You can feel the Marvel house style sneaking under Zhao’s author sensibilities, like Pennywise lounging in a sewer grate. The views ? Impeccable. Makes you want to buy a national park pass. The seriousness of bad humor on the morality of an immortal in a world of tissue paper? The first issue of “The Eternals” in 1976 cost a quarter. We don’t have to meditate too much.
“Eternals” could have stood up to remove something before leaving the spaceship. But not you, Angelina. You are doing amazing. Keep smiling and slicing, amen.
With : Gemma Chan, Richard Madden, Angelina Jolie, Salma Hayek, Kit Harrington
Director: Chloe Zhao

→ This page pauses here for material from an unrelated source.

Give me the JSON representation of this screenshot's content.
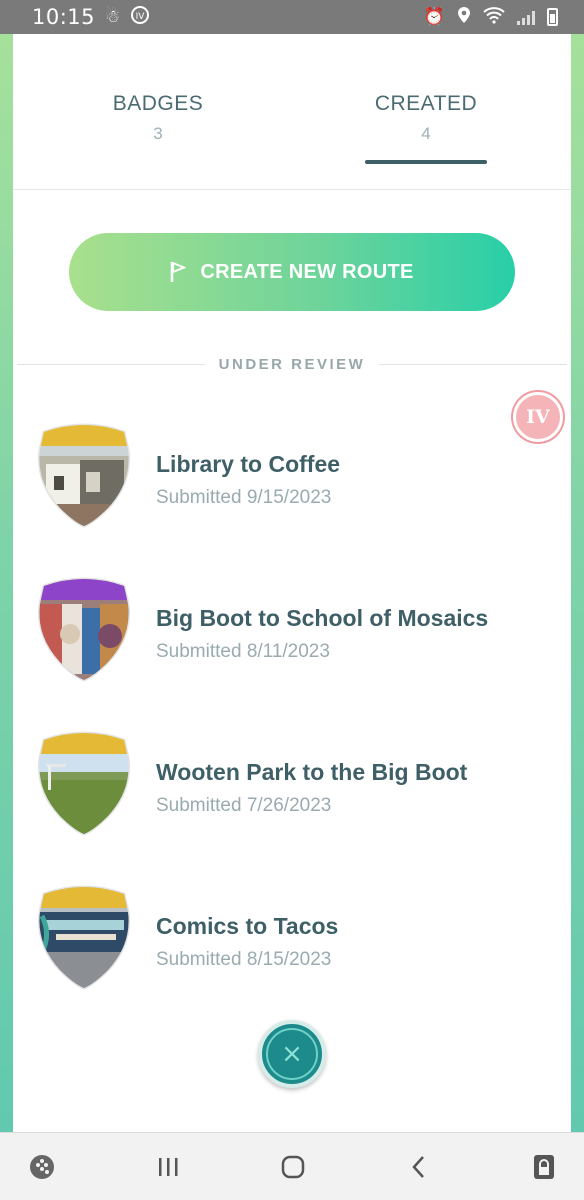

Rated: PG-13 for fantastic violence and action, brief sex and a little talk
Duration of operation: 2 hours 37 minutes
To concern: In theaters November 5